Yes, but can Enjin coin grow 1,000%? That seems to be all crypto investors care about.
Nobody knows. But at less than $2 a “share”, no one is going to go broke buying 100 ENJ, that’s for sure.
These things are like the roulette wheel, only instead of betting outside, you’re stuck to betting on 0s and 00s and hoping for the best. If you win, the payout is huge. Like Kenny Rogers’ Gambler, “you’ve got to know when to walk away, and know when to run.”
“We see a future where gaming economies become as complex and nuanced as those in the real world, with gamers wanting to own every piece of their player experiences,” Kortendick says. “This will move the social paradigm past user-generated content and more toward user-generated value, where people can create products and services for each other in the digital world, powered by blockchain technology and NFTs.”
That’s the fundamental case for Enjin Coin in a nutshell. They are building an NFT ecosystem that will give businesses, developers, and the gamer audience everything they need to create, integrate, trade, distribute, and utilize NFTs.
If you believe in NFTs, you are buying a little bit of Enjin coin.
As an investor, I am not sure that I believe in NFTs. But Tom Brady does, and apparently tens of thousands of other people do, and so I’ve put some risk into Enjin Coin. If it blows up, I don’t lose all my crypto chips.
The people at Enjin are bullish, like everyone in crypto.
“We’re beyond excited about the inevitable symbiosis of NFTs with augmented and virtual reality and artificial intelligence,” Kortendick says. “These technologies, combined with NFTs and blockchain, will enable the emergence of a true decentralized Metaverse.”
The Metaverse is a whole other world. Recall the comment earlier about Caprica. You can read about the Metaverse here.
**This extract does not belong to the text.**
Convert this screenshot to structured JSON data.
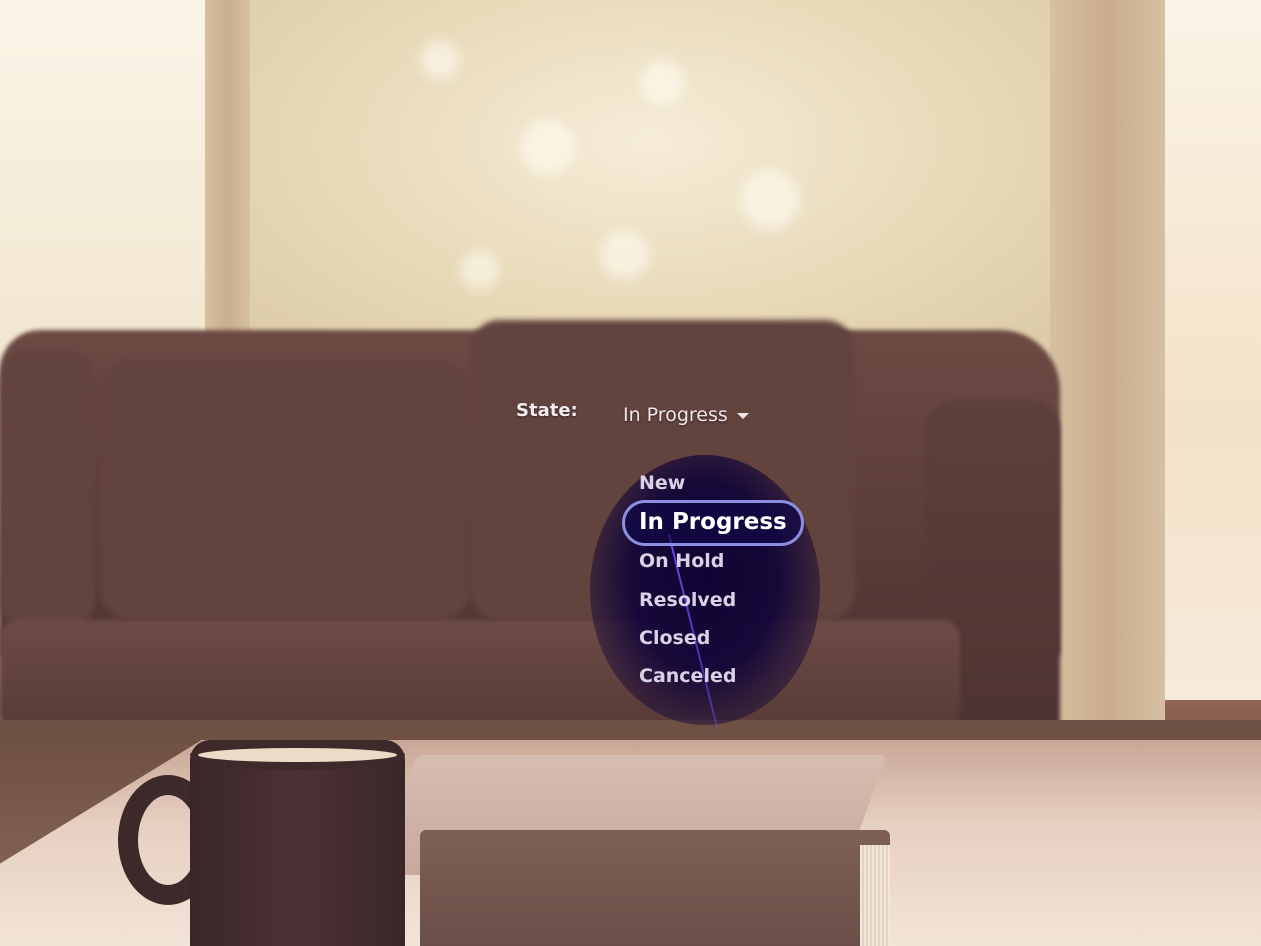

“This new reality will provide incredible opportunities for socialization, creativity, economic activity, and social mobility,” says Kortendick. “I think it will replace the internet as the main arena for societal, cultural, political, and economic activity”.